Source – In the post-truth era, many are wondering how to fight the epidemic of fake news. If you’re a Resistance warrior with $300 to spare, it’s your lucky day: The New York Times has collaborated with the luxury Japanese brand Sacai to give you the slogan T-shirt you might not need, but definitely deserve. Or maybe the other way around? Anyways, it’s $300.
The front of the $300 shirt, available for purchase at Saks Fifth Avenue, reads, “Truth. It’s more important now than ever.” And if that weren’t explicit enough, the back of the shirt reprints some text from a 2017 ad for the Times:
The truth is hard. The truth is hidden. The truth must be pursued. The truth is hard to hear. The truth is rarely simple. The truth is rarely obvious. The truth doesn’t take sides. The truth is not red or blue. The truth is necessary. The truth can’t be glossed over. The truth has no agenda. The truth is hard to accept. The truth pulls no punches. The truth is worth defending. The truth requires taking a stand. The truth is more important now than ever.
If $300 seems like a paltry sum for a shirt with such a weighty message, fear not! A hoodie with the same text is also available for a neat $420.
And to think, all this time I’ve believed we were witnessing the inevitable, final swirl around the bowl of the turd that was once the American newspaper industry. As the last flush of their own incompetence was taking them down the pipes of irrelevance into the sewer of history. But boy, do I ever stand corrected. The Old Grey Lady (note: I don’t think we can call it that any more now that we’re totally woke) is proving me wrong.
This is how you stay alive when your business still largely depends on printing news on paper and delivering it once it’s no longer news. By declaring your credibility on an overly wordy t-shirt that cost the same as a mid-price 4GB laptop. Not just stay alive, but thrive.

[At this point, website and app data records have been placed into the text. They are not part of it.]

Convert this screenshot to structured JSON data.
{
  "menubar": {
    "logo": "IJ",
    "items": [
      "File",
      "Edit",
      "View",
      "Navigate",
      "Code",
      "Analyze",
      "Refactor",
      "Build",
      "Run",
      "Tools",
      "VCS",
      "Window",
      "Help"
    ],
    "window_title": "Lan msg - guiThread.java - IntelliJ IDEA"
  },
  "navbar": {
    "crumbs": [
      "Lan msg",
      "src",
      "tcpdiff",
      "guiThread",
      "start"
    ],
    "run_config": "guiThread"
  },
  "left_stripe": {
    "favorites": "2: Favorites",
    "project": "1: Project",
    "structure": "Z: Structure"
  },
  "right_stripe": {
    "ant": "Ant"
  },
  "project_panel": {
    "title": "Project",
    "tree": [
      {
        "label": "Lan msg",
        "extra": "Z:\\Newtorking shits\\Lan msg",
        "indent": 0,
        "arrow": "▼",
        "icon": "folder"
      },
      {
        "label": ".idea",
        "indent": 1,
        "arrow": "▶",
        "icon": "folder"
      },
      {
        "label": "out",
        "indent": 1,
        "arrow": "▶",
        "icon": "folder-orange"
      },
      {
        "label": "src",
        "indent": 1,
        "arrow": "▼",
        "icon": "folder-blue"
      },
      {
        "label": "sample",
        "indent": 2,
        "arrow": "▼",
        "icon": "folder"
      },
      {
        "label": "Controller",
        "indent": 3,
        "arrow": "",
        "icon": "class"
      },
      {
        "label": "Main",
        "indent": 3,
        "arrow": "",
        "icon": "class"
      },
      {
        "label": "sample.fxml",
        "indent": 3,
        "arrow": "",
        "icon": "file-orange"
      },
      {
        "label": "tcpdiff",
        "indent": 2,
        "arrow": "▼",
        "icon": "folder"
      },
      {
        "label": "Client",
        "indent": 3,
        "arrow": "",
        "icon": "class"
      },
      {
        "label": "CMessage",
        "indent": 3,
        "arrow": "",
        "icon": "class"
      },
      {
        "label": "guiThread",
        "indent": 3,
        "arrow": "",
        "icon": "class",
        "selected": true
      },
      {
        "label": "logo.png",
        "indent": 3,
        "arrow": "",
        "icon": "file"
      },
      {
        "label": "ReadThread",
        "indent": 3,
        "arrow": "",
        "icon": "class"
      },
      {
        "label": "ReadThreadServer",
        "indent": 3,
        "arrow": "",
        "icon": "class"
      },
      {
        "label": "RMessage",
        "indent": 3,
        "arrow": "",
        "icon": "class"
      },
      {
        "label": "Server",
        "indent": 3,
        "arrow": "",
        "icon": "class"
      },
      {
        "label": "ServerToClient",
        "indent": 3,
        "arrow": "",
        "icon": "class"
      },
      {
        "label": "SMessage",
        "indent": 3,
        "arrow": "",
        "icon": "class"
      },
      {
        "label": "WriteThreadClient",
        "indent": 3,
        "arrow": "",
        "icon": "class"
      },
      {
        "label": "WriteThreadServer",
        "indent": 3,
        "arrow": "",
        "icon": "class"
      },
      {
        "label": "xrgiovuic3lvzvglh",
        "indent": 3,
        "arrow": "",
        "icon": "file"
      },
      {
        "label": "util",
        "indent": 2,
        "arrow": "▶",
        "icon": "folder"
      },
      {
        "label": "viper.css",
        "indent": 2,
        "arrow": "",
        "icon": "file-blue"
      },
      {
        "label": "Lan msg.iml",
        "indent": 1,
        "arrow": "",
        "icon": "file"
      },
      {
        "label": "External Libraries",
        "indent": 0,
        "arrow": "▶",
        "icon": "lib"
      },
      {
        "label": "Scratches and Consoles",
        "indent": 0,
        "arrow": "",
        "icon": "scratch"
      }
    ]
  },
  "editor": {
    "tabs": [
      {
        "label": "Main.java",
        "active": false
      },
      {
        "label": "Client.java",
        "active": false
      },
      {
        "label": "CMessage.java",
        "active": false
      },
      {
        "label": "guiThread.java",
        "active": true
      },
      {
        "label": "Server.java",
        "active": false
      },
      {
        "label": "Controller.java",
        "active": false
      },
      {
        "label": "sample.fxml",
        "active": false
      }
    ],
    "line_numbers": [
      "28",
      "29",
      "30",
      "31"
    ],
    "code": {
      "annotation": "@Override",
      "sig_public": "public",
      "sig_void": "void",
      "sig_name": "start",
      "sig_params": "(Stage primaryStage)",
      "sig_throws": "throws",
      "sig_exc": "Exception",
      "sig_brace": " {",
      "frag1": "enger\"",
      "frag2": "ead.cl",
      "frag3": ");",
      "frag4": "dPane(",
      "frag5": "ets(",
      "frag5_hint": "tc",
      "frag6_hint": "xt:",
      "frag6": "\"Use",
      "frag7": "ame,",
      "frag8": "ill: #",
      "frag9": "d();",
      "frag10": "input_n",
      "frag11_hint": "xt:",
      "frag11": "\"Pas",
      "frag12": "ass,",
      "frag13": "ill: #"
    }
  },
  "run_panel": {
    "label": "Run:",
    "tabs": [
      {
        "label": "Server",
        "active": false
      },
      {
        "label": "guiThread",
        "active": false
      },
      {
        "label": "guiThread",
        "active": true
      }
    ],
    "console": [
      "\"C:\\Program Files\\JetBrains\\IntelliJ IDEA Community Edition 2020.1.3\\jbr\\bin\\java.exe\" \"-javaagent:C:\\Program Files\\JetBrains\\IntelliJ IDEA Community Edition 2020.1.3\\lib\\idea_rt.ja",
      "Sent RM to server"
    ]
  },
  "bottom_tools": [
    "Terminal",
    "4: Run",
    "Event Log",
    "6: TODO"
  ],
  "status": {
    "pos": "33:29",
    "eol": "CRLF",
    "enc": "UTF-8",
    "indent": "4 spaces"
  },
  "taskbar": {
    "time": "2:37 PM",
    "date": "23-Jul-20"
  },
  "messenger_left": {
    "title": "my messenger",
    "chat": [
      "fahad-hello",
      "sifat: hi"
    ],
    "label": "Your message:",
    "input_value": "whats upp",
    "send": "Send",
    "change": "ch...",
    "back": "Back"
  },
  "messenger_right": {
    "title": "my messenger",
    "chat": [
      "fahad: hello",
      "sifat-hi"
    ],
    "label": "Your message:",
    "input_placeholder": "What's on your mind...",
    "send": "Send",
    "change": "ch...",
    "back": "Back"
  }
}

I have to admit, this is a hell of a business model. Combining entertainment, information and opinion with t-shirt sales. It’s amazing no one has ever tried it before. I just wish I could’ve been there at the meeting where they set the price point. Where they said “We’ve got this design that is a copy & paste job from that ad we ran last year after Trump called us fake news. They cost us about $1.50 per unit to print and ship over from Japan. And since it’s so relevant and eye-catching and sure to be super hot with all the young people, what say we price it at … 300 bucks? Sound good? Everyone on board with that?” I mean, why not just make it $1,300? Or $3,000? It’s going to be just that popular. Perfect with their target demo of people over the age of 65 who love nothing more than dropping big wads of cash on novelty wear with words on it. And frankly makes me feel a little low rent to be working for a place that charges $25-$28 for our shirts. Like the Times is a boutique and we’re just the Dollar Store. $300 designer tees is not just how you keep your antiquated business alive, that is how you thrive. And that’s all the truth I need.